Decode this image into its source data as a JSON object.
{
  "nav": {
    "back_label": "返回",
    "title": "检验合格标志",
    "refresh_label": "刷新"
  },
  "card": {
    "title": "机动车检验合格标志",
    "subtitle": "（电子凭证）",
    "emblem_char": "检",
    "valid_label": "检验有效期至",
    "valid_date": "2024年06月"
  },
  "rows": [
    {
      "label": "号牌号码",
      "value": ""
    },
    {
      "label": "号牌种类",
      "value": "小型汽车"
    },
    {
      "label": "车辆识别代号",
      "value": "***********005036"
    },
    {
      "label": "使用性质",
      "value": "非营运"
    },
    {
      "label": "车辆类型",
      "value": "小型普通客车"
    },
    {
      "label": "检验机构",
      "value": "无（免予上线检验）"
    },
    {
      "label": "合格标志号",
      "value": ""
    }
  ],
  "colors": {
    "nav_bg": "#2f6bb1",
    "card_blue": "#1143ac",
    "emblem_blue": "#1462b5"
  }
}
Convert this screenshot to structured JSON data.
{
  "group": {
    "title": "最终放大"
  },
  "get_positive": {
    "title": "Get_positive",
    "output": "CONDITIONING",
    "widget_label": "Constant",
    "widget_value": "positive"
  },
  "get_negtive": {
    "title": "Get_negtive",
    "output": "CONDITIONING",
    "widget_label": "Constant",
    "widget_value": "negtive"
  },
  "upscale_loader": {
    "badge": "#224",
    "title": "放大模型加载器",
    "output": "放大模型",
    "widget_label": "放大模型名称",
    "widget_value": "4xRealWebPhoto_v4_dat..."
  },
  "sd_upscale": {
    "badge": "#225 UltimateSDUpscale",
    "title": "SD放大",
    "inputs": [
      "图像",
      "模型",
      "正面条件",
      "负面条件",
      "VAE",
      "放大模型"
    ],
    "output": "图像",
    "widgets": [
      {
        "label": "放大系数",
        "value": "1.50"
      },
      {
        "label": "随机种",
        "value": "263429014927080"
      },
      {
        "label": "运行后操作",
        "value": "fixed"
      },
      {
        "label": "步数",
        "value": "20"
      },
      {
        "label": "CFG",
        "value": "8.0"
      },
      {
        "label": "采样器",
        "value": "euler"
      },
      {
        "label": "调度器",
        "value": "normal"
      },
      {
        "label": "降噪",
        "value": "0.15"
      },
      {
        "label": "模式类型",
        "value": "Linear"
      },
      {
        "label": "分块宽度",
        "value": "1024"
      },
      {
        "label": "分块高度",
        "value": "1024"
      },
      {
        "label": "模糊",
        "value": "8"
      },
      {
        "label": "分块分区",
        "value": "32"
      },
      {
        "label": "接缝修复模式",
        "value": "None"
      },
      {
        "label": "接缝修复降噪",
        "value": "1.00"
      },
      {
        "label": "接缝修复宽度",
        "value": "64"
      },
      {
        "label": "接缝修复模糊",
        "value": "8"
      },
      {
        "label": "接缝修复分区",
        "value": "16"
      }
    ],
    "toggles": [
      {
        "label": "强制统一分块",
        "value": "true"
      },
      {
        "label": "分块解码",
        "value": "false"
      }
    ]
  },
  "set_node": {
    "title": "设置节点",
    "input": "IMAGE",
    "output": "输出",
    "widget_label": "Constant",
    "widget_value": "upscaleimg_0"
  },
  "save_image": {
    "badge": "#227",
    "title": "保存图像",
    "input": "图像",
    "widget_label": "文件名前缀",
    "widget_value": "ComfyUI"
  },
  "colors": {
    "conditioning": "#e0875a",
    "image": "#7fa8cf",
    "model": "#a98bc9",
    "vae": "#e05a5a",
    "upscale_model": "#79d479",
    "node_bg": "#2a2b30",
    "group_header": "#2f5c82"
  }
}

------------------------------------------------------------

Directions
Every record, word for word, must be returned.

Result of the exercise
Decode this image into its source data as a JSON object.
{
  "nav": {
    "back_label": "返回",
    "title": "检验合格标志",
    "refresh_label": "刷新"
  },
  "card": {
    "title": "机动车检验合格标志",
    "subtitle": "（电子凭证）",
    "emblem_char": "检",
    "valid_label": "检验有效期至",
    "valid_date": "2024年06月"
  },
  "rows": [
    {
      "label": "号牌号码",
      "value": ""
    },
    {
      "label": "号牌种类",
      "value": "小型汽车"
    },
    {
      "label": "车辆识别代号",
      "value": "***********005036"
    },
    {
      "label": "使用性质",
      "value": "非营运"
    },
    {
      "label": "车辆类型",
      "value": "小型普通客车"
    },
    {
      "label": "检验机构",
      "value": "无（免予上线检验）"
    },
    {
      "label": "合格标志号",
      "value": ""
    }
  ],
  "colors": {
    "nav_bg": "#2f6bb1",
    "card_blue": "#1143ac",
    "emblem_blue": "#1462b5"
  }
}
Convert this screenshot to structured JSON data.
{
  "group": {
    "title": "最终放大"
  },
  "get_positive": {
    "title": "Get_positive",
    "output": "CONDITIONING",
    "widget_label": "Constant",
    "widget_value": "positive"
  },
  "get_negtive": {
    "title": "Get_negtive",
    "output": "CONDITIONING",
    "widget_label": "Constant",
    "widget_value": "negtive"
  },
  "upscale_loader": {
    "badge": "#224",
    "title": "放大模型加载器",
    "output": "放大模型",
    "widget_label": "放大模型名称",
    "widget_value": "4xRealWebPhoto_v4_dat..."
  },
  "sd_upscale": {
    "badge": "#225 UltimateSDUpscale",
    "title": "SD放大",
    "inputs": [
      "图像",
      "模型",
      "正面条件",
      "负面条件",
      "VAE",
      "放大模型"
    ],
    "output": "图像",
    "widgets": [
      {
        "label": "放大系数",
        "value": "1.50"
      },
      {
        "label": "随机种",
        "value": "263429014927080"
      },
      {
        "label": "运行后操作",
        "value": "fixed"
      },
      {
        "label": "步数",
        "value": "20"
      },
      {
        "label": "CFG",
        "value": "8.0"
      },
      {
        "label": "采样器",
        "value": "euler"
      },
      {
        "label": "调度器",
        "value": "normal"
      },
      {
        "label": "降噪",
        "value": "0.15"
      },
      {
        "label": "模式类型",
        "value": "Linear"
      },
      {
        "label": "分块宽度",
        "value": "1024"
      },
      {
        "label": "分块高度",
        "value": "1024"
      },
      {
        "label": "模糊",
        "value": "8"
      },
      {
        "label": "分块分区",
        "value": "32"
      },
      {
        "label": "接缝修复模式",
        "value": "None"
      },
      {
        "label": "接缝修复降噪",
        "value": "1.00"
      },
      {
        "label": "接缝修复宽度",
        "value": "64"
      },
      {
        "label": "接缝修复模糊",
        "value": "8"
      },
      {
        "label": "接缝修复分区",
        "value": "16"
      }
    ],
    "toggles": [
      {
        "label": "强制统一分块",
        "value": "true"
      },
      {
        "label": "分块解码",
        "value": "false"
      }
    ]
  },
  "set_node": {
    "title": "设置节点",
    "input": "IMAGE",
    "output": "输出",
    "widget_label": "Constant",
    "widget_value": "upscaleimg_0"
  },
  "save_image": {
    "badge": "#227",
    "title": "保存图像",
    "input": "图像",
    "widget_label": "文件名前缀",
    "widget_value": "ComfyUI"
  },
  "colors": {
    "conditioning": "#e0875a",
    "image": "#7fa8cf",
    "model": "#a98bc9",
    "vae": "#e05a5a",
    "upscale_model": "#79d479",
    "node_bg": "#2a2b30",
    "group_header": "#2f5c82"
  }
}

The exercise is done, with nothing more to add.